Indonesia is the world’s third largest LNG (liquefied natural gas) exporter after Qatar and Malaysia. It is also trying to increase its domestic consumption of the fuel to overcome its dependence on oil, the local supply of which has diminished in recent years.
source & article: Reuters via Yahoo!
Singapore’s appointed aggregator of Liquefied Natural Gas (LNG) demand, BG Group, is seeking out natural gas demand beyond power generation and has its eyes on petrochemical/refinery, electronics and pharmaceutical plants as potential customers. The company has already signed on a petrochemicals firm and is “in various stages of negotiations” with companies in the other categories, who might use LNG in manufacturing processes or their own cogeneration plants. Some of these companies are already using natural gas to fuel in-house cogeneration plants and already have LNG supply, but may need to find extra sources in future.

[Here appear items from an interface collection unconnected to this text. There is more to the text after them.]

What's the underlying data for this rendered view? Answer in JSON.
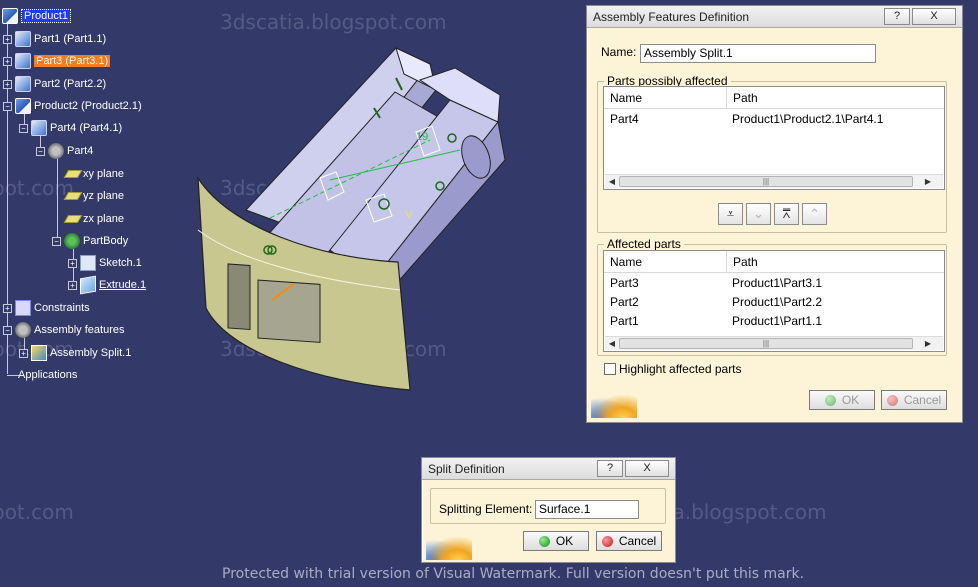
{
  "watermark_text": "3dscatia.blogspot.com",
  "footer_watermark": "Protected with trial version of Visual Watermark. Full version doesn't put this mark.",
  "tree": {
    "product1": "Product1",
    "part1": "Part1 (Part1.1)",
    "part3": "Part3 (Part3.1)",
    "part2": "Part2 (Part2.2)",
    "product2": "Product2 (Product2.1)",
    "part4_inst": "Part4 (Part4.1)",
    "part4": "Part4",
    "xy_plane": "xy plane",
    "yz_plane": "yz plane",
    "zx_plane": "zx plane",
    "partbody": "PartBody",
    "sketch": "Sketch.1",
    "extrude": "Extrude.1",
    "constraints": "Constraints",
    "assembly_features": "Assembly features",
    "assembly_split": "Assembly Split.1",
    "applications": "Applications"
  },
  "viewport": {
    "dimension_label": "19",
    "axis_label": "V"
  },
  "assembly_dialog": {
    "title": "Assembly Features Definition",
    "help_btn": "?",
    "close_btn": "X",
    "name_label": "Name:",
    "name_value": "Assembly Split.1",
    "possibly_affected_title": "Parts possibly affected",
    "col_name": "Name",
    "col_path": "Path",
    "possibly_affected_rows": [
      {
        "name": "Part4",
        "path": "Product1\\Product2.1\\Part4.1"
      }
    ],
    "affected_title": "Affected parts",
    "affected_rows": [
      {
        "name": "Part3",
        "path": "Product1\\Part3.1"
      },
      {
        "name": "Part2",
        "path": "Product1\\Part2.2"
      },
      {
        "name": "Part1",
        "path": "Product1\\Part1.1"
      }
    ],
    "highlight_label": "Highlight affected parts",
    "highlight_checked": false,
    "ok_label": "OK",
    "cancel_label": "Cancel"
  },
  "split_dialog": {
    "title": "Split Definition",
    "help_btn": "?",
    "close_btn": "X",
    "element_label": "Splitting Element:",
    "element_value": "Surface.1",
    "ok_label": "OK",
    "cancel_label": "Cancel"
  },
  "colors": {
    "background": "#333a6a",
    "dialog_bg": "#fdf3d6",
    "highlight_orange": "#ff7a1a",
    "selection_blue": "#1e3cff",
    "surface_olive": "#c7c78f",
    "part_lavender": "#bdbde2"
  }
}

BG Group was appointed in 2008 to source and supply up to 3 million tonnes per annum (mtpa) to Singapore for 20 years. Singapore’s six generating companies are expected to sign a deal next week that effectively guarantees them a share of the electricity market in return for their commitment, which will help secure a new $1.5 billion LNG terminal project. BG Group will source most of its LNG from Australia’s Queensland Curtis due to its proximity to Singapore.
source & full article: Business Times Singapore